*WHAT IS NEEDED*
Gather each line of the records where "footer" appears.

[Component data from apps and pages]

+-------+

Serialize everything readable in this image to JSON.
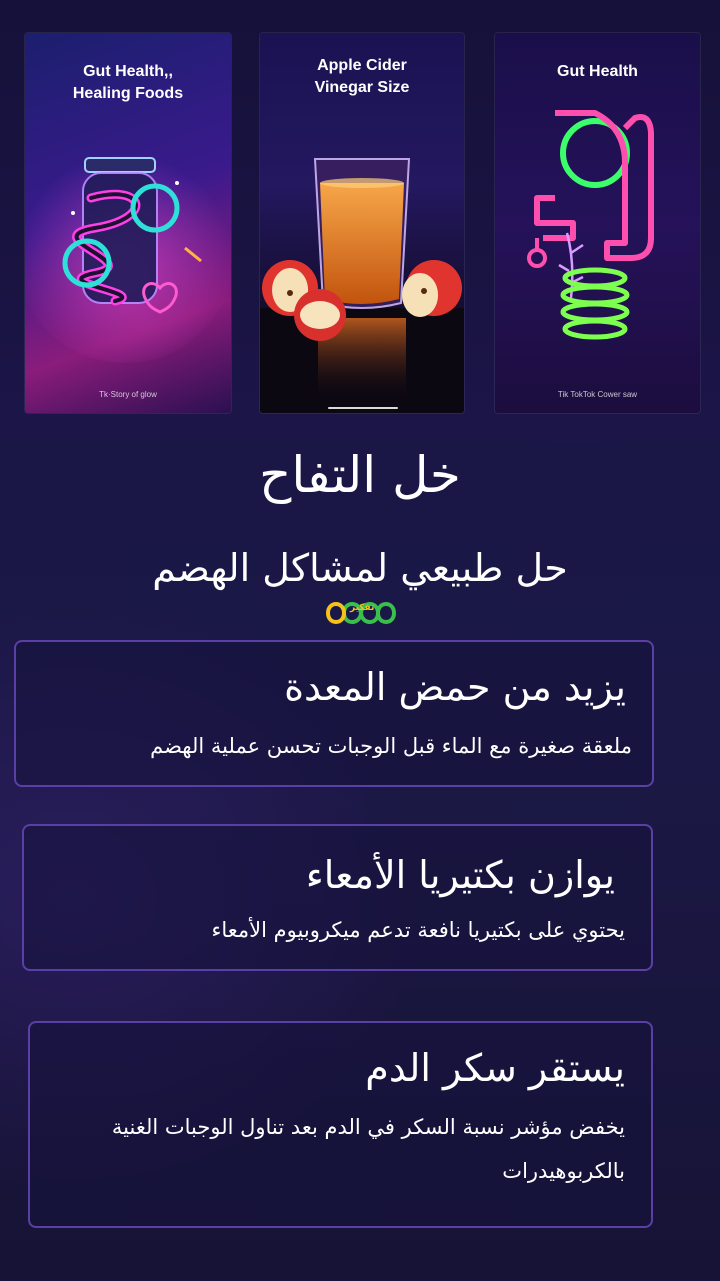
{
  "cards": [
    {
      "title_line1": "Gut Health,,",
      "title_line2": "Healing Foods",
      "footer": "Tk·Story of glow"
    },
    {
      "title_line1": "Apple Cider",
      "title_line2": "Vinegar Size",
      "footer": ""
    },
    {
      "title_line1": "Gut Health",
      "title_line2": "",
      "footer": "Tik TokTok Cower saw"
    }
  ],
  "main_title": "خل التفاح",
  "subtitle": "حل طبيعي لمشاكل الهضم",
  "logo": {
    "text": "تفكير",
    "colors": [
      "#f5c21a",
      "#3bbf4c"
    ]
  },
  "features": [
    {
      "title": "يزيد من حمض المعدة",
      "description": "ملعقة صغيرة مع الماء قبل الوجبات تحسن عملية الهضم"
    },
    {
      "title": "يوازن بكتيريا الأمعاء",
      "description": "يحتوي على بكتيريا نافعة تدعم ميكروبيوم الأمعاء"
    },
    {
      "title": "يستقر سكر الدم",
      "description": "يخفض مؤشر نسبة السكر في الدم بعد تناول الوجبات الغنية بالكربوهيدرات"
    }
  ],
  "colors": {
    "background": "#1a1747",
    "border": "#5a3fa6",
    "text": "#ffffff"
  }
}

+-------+

*WRITTEN ANSWER*
      "footer": "Tk·Story of glow"
      "footer": ""
      "footer": "Tik TokTok Cower saw"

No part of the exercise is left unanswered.